(Data records for software interfaces)
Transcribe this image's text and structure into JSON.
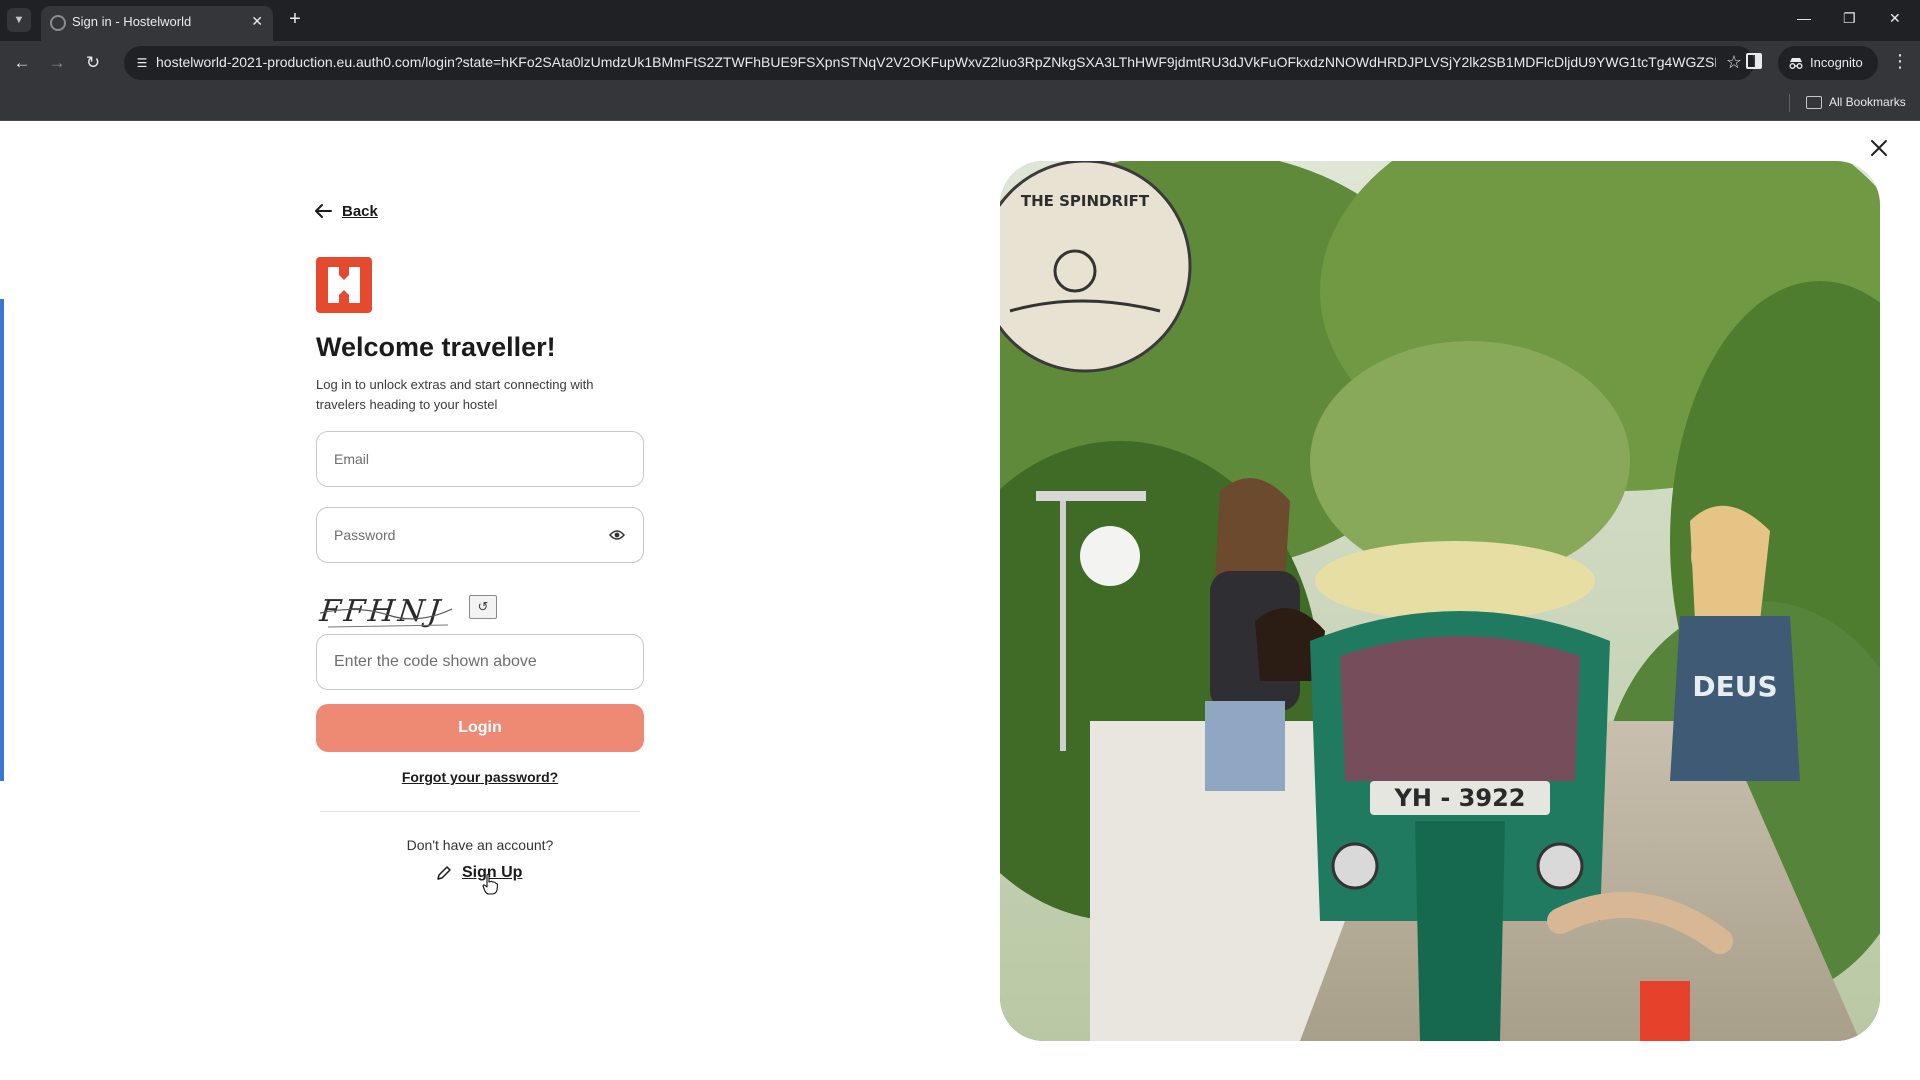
{
  "browser": {
    "tab_title": "Sign in - Hostelworld",
    "url": "hostelworld-2021-production.eu.auth0.com/login?state=hKFo2SAta0lzUmdzUk1BMmFtS2ZTWFhBUE9FSXpnSTNqV2V2OKFupWxvZ2luo3RpZNkgSXA3LThHWF9jdmtRU3dJVkFuOFkxdzNNOWdHRDJPLVSjY2lk2SB1MDFlcDljdU9YWG1tcTg4WGZSRFZ...",
    "incognito_label": "Incognito",
    "all_bookmarks_label": "All Bookmarks"
  },
  "login": {
    "back_label": "Back",
    "heading": "Welcome traveller!",
    "subtext": "Log in to unlock extras and start connecting with travelers heading to your hostel",
    "email_placeholder": "Email",
    "password_placeholder": "Password",
    "captcha_text": "FFHNJ",
    "code_placeholder": "Enter the code shown above",
    "login_label": "Login",
    "forgot_label": "Forgot your password?",
    "no_account_text": "Don't have an account?",
    "signup_label": "Sign Up"
  },
  "hero": {
    "sign_text": "THE SPINDRIFT",
    "plate_text": "YH - 3922",
    "shirt_text": "DEUS"
  },
  "colors": {
    "brand": "#e64a2e",
    "login_button": "#ee8a73",
    "accent_bar": "#3b76d6"
  }
}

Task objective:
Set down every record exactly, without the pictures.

Answer space:
Transcribe this image's text and structure into JSON.
{
  "browser": {
    "tab_title": "Sign in - Hostelworld",
    "url": "hostelworld-2021-production.eu.auth0.com/login?state=hKFo2SAta0lzUmdzUk1BMmFtS2ZTWFhBUE9FSXpnSTNqV2V2OKFupWxvZ2luo3RpZNkgSXA3LThHWF9jdmtRU3dJVkFuOFkxdzNNOWdHRDJPLVSjY2lk2SB1MDFlcDljdU9YWG1tcTg4WGZSRFZ...",
    "incognito_label": "Incognito",
    "all_bookmarks_label": "All Bookmarks"
  },
  "login": {
    "back_label": "Back",
    "heading": "Welcome traveller!",
    "subtext": "Log in to unlock extras and start connecting with travelers heading to your hostel",
    "email_placeholder": "Email",
    "password_placeholder": "Password",
    "captcha_text": "FFHNJ",
    "code_placeholder": "Enter the code shown above",
    "login_label": "Login",
    "forgot_label": "Forgot your password?",
    "no_account_text": "Don't have an account?",
    "signup_label": "Sign Up"
  },
  "hero": {
    "sign_text": "THE SPINDRIFT",
    "plate_text": "YH - 3922",
    "shirt_text": "DEUS"
  },
  "colors": {
    "brand": "#e64a2e",
    "login_button": "#ee8a73",
    "accent_bar": "#3b76d6"
  }
}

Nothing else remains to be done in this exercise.